But there are two ways and only two ways to read the Bible. You can read the Bible as if it is all about you and what you must do, and what you have to run around doing in order to get the blessing. Or you can read every part of the Bible as all about Him and what He has done for you. Is it all about you or is it all about Him?
How do you help people with busyness from Scripture without preaching a therapeutic, self-help message? Tim Chester gives us an example of how to do this:
For most us, our busyness is self-induced…Some of us are busy because we can’t say ‘No’. We crave people’s approval or we fear people’s rejection. The Bible calls this ‘the fear of man’. And the good news is that God is bigger. And living for him sets us free from being controlled by other people’s approval or disapproval…
There’s nothing wrong with being busy. Most of us enjoy being busy. What creates stress is the feeling that we cannot meet the expectations of others or of God. But Jesus offers rest from the burden of self-justification. We are accepted by God. This is how we find meaning and value. At the most fundamental level, Tim Chester is a justified sinner. I’m not fundamentally a writer, or preacher, or even a husband and father. I am a sinner saved by grace and all I contribute to that identity is the sin bit. I don’t need to prove myself as a sinner saved by grace. Instead I praise the gracious embrace of the Father, the complete atonement of the Son and the Spirit’s enabling presence. This is who I am. And it’s a gift. I don’t need to earn it…
‘So what can I do about my busyness?’ Perhaps that’s what you hoped I would tell you. But the question itself is flawed. What if I told you five things you could do about your busyness. Where would that leave you? With five extra things to fit into your schedule, you’d be busier than ever! Busyness is one problem we can’t solve by doing more! But the situation is not hopeless. We’re not doomed to be busy. Someone has done something about our busyness – the Lord Jesus Christ. You don’t need to ‘do’ more to overcome busyness because Jesus has already done all that is required. ‘It is finished’ he cried. ‘The job is done. The work is complete.’
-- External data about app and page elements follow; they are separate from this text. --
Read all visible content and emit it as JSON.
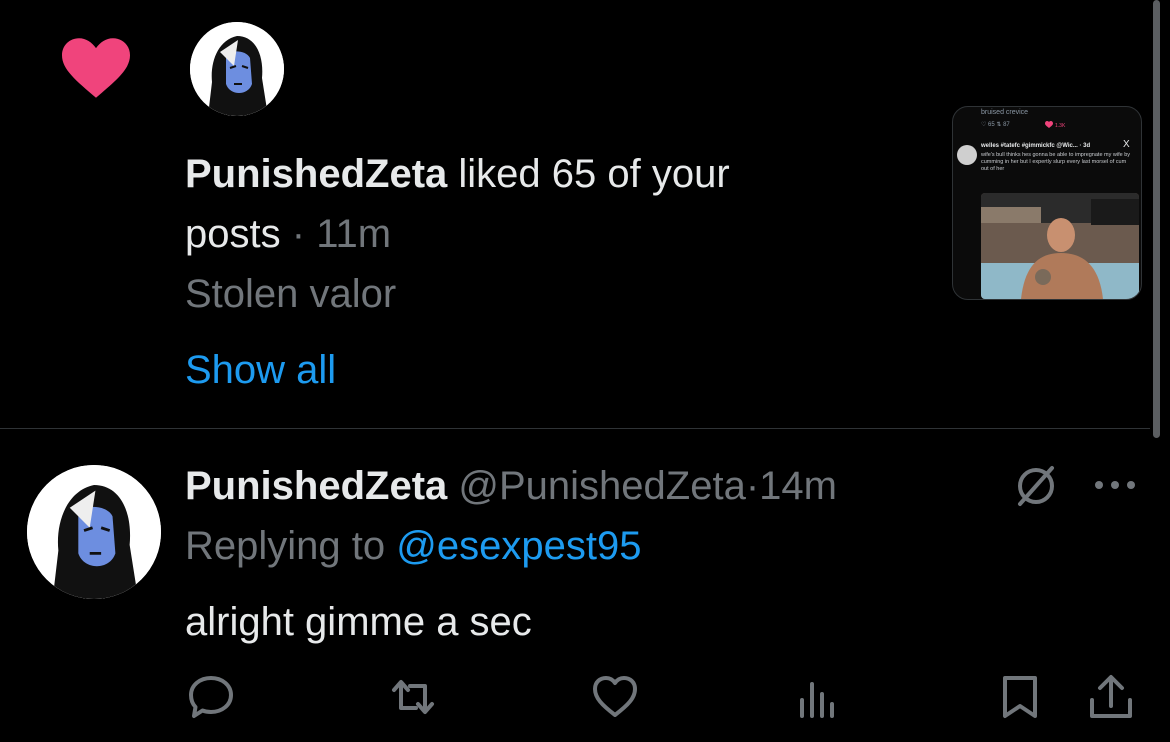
{
  "notification": {
    "actor": "PunishedZeta",
    "action": "liked 65 of your",
    "action_cont": "posts",
    "separator": "·",
    "time": "11m",
    "label": "Stolen valor",
    "show_all": "Show all",
    "heart_color": "#f0447c",
    "preview": {
      "header": "bruised crevice",
      "stats": "♡ 65   ⇅ 87",
      "likes": "1.3K",
      "author": "welles #tatefc #gimmickfc @Wic... · 3d",
      "close": "X",
      "body": "wife's bull thinks hes gonna be able to impregnate my wife by cumming in her but I expertly slurp every last morsel of cum out of her"
    }
  },
  "tweet": {
    "name": "PunishedZeta",
    "handle": "@PunishedZeta",
    "separator": "·",
    "time": "14m",
    "replying_prefix": "Replying to",
    "replying_handle": "@esexpest95",
    "text": "alright gimme a sec",
    "accent_color": "#1d9bf0"
  },
  "icons": [
    "heart-icon",
    "grok-icon",
    "more-icon",
    "reply-icon",
    "retweet-icon",
    "like-icon",
    "views-icon",
    "bookmark-icon",
    "share-icon"
  ]
}
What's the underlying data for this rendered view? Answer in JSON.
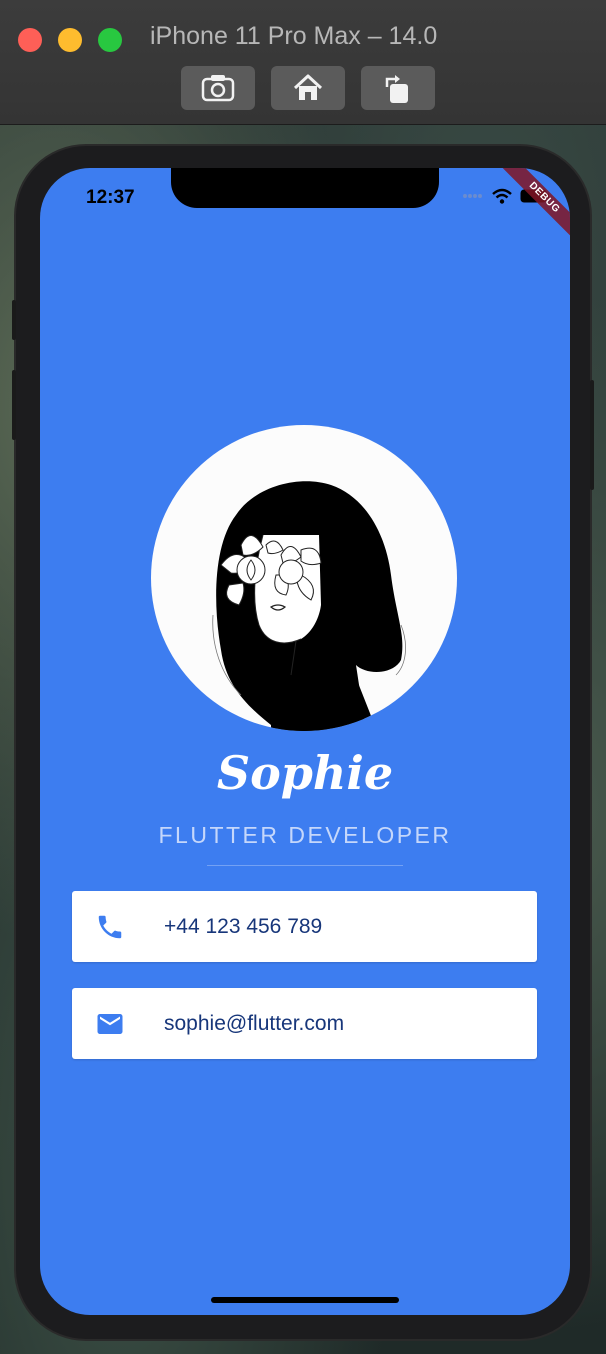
{
  "simulator": {
    "title": "iPhone 11 Pro Max – 14.0",
    "buttons": {
      "screenshot": "camera-icon",
      "home": "home-icon",
      "rotate": "rotate-icon"
    }
  },
  "status_bar": {
    "time": "12:37",
    "debug_label": "DEBUG"
  },
  "profile": {
    "name": "Sophie",
    "title": "FLUTTER DEVELOPER",
    "avatar_icon": "woman-portrait-illustration"
  },
  "contacts": {
    "phone": {
      "icon": "phone-icon",
      "value": "+44 123 456 789"
    },
    "email": {
      "icon": "mail-icon",
      "value": "sophie@flutter.com"
    }
  },
  "colors": {
    "background": "#3d7df0",
    "card_text": "#17367a",
    "title_text": "#c5d7fb",
    "icon": "#3d7df0"
  }
}
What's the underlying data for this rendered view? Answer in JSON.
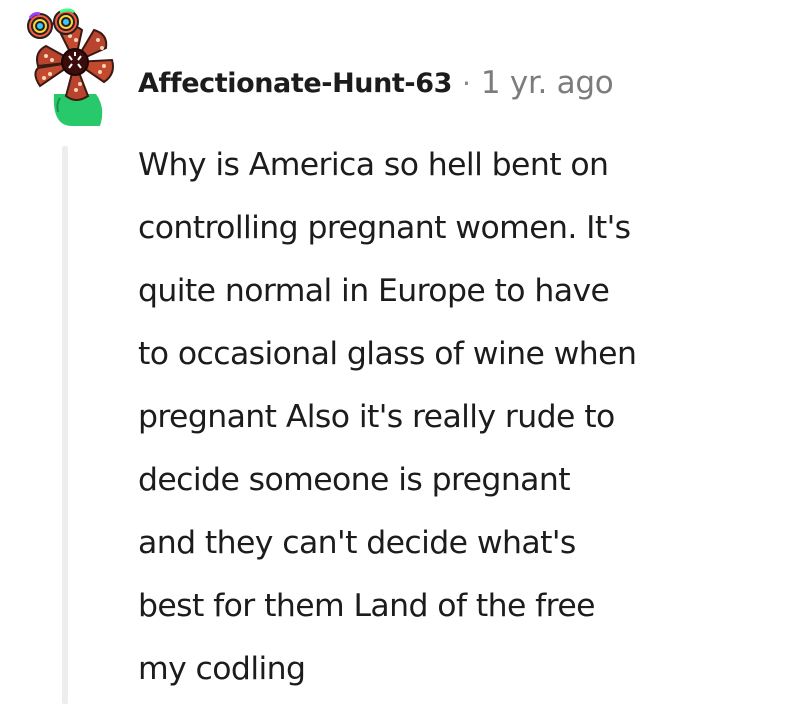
{
  "comment": {
    "author": "Affectionate-Hunt-63",
    "separator": "·",
    "timestamp": "1 yr. ago",
    "avatar_icon": "demogorgon-avatar-icon",
    "body": "Why is America so hell bent on\ncontrolling pregnant women. It's\nquite normal in Europe to have\nto occasional glass of wine when\npregnant Also it's really rude to\ndecide someone is pregnant\nand they can't decide what's\nbest for them Land of the free\nmy codling"
  },
  "colors": {
    "author": "#1c1c1c",
    "meta": "#7c7c7c",
    "thread_line": "#ededed",
    "background": "#ffffff"
  }
}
The Meeting House, a large church outside of Toronto that calls themselves “a church for people who aren’t into church,” is going through a series on how to enter Scripture as God’s story.
The first week outlines the story of God in six acts (MP3 audio | PDF sermon notes). The second week is on basic hermeneutics (MP3 audio | PDF sermon notes). It includes a section on three exegetical mistakes that lead to anthropocentric interpretation: over moralizing (turning narrative into moral example without regard for context), over symbolizing (turning history into allegory), and over personalizing (making everything about ME first, Jesus second).
Next week’s sermon is on Christocentric interpretation.This series is a good example of teaching basic Biblical interpretation to an entire congregation.
Jared has a great post at The Gospel-Driven Church. "Maybe something's in the air, because I'm hearing this growing dissatisfaction with Jesuslessness in the churches more and more." He quotes a post from Dave Cruver:
Now, this pastor was exegetically accurate and precise. He conveyed the meaning of the verse fairly well. He was not boring. He was engaging. His love for the people of which he is Undershepherd was compassionately displayed.But there was no GOSPEL! The pastor's main point conveyed was, "pick yourself up by your own bootstraps and keep going!"We may be exegetically accurate and precise. And we may convey the meaning of the text as the original hearers (possibly) understood it, but when it comes down to where the rubber meets the road, it's still moralism. It's a promotion of self-salvation. At the very core, both teachings are saying, "Jesus' finished work is not enough! Go and do! Save yourself!!"For a preacher of the Gospel, it is sad there was no preaching of the Gospel.
Jared concludes, "But I am hopeful. There is something in the air. Perhaps the tide is turning."